__WHAT NEEDS TO BE DONE__
From the entries that follow, gather each line holding the word "icon".

__RAW DATA__
★ ★ ★ ★

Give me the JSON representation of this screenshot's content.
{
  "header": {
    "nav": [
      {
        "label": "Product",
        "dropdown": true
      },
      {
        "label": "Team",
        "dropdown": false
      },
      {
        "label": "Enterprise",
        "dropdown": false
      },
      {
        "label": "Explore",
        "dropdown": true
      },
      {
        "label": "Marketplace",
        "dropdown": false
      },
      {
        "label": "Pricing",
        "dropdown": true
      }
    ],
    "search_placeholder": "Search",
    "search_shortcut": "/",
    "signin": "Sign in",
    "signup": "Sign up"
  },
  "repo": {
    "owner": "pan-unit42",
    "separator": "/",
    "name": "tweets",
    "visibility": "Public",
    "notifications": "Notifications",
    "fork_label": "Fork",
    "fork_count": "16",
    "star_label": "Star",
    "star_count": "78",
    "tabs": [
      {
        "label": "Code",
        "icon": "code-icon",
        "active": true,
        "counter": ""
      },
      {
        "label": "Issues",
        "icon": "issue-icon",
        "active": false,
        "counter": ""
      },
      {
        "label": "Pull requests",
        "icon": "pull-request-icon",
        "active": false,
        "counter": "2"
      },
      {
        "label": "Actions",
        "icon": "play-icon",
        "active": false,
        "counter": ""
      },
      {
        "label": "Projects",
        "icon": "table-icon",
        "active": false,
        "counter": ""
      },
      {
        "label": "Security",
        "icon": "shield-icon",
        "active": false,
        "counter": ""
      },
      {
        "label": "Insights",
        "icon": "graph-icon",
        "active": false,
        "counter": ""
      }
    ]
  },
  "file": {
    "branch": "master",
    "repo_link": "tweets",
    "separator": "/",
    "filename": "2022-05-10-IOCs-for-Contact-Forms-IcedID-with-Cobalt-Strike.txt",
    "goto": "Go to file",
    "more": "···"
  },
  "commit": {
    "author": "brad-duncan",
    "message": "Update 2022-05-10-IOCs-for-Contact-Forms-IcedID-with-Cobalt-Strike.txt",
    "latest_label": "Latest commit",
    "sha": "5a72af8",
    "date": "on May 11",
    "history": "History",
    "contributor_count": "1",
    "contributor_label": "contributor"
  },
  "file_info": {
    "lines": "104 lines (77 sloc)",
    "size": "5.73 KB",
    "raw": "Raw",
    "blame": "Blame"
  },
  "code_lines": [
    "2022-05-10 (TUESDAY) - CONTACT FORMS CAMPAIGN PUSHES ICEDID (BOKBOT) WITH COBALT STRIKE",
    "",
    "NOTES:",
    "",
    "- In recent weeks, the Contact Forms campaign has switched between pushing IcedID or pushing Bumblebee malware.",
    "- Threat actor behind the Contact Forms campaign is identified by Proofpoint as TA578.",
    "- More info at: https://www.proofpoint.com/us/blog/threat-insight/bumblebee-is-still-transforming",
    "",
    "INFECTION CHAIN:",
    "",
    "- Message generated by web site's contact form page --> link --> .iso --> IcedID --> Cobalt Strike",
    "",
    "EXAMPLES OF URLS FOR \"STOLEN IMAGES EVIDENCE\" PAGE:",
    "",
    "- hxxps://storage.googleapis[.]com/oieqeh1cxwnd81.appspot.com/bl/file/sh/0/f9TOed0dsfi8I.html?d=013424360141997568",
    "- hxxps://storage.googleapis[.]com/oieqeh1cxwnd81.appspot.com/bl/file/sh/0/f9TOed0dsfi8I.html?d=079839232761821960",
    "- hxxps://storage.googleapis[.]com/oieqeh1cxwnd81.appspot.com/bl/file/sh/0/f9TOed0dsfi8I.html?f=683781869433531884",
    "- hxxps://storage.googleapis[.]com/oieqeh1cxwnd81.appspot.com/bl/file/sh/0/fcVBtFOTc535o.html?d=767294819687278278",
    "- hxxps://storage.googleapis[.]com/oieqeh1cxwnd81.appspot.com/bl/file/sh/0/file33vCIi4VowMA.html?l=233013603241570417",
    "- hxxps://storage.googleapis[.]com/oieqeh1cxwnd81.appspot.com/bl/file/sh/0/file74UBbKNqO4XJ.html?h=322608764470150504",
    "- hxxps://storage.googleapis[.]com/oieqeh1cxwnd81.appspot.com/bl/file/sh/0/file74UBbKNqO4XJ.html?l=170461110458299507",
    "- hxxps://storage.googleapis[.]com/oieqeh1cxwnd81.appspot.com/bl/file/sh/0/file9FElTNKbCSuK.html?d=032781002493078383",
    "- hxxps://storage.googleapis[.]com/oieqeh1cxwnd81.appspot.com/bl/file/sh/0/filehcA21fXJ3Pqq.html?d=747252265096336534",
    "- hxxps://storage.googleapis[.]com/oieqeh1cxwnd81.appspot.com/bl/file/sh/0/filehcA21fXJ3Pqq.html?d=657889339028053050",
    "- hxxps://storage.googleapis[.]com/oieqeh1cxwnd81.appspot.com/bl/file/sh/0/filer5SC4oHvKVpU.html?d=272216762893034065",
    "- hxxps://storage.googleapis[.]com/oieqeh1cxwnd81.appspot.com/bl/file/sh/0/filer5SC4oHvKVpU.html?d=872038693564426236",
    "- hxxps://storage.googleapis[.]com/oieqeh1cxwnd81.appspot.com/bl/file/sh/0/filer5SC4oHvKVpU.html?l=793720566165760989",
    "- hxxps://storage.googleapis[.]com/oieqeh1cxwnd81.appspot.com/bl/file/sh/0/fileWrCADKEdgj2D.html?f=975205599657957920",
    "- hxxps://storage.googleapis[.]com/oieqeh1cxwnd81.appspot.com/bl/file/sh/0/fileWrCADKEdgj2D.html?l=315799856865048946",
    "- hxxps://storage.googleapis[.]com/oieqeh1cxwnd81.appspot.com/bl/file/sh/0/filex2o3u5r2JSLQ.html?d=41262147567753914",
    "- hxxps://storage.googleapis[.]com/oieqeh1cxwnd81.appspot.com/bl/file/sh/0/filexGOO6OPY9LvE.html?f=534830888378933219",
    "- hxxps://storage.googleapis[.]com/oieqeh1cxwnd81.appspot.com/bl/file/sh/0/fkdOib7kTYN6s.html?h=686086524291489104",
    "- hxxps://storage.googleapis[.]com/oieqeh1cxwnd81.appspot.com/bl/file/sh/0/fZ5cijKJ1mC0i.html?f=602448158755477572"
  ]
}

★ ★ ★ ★

__TASK RESPONSE__
        "icon": "code-icon",
        "icon": "issue-icon",
        "icon": "pull-request-icon",
        "icon": "play-icon",
        "icon": "table-icon",
        "icon": "shield-icon",
        "icon": "graph-icon",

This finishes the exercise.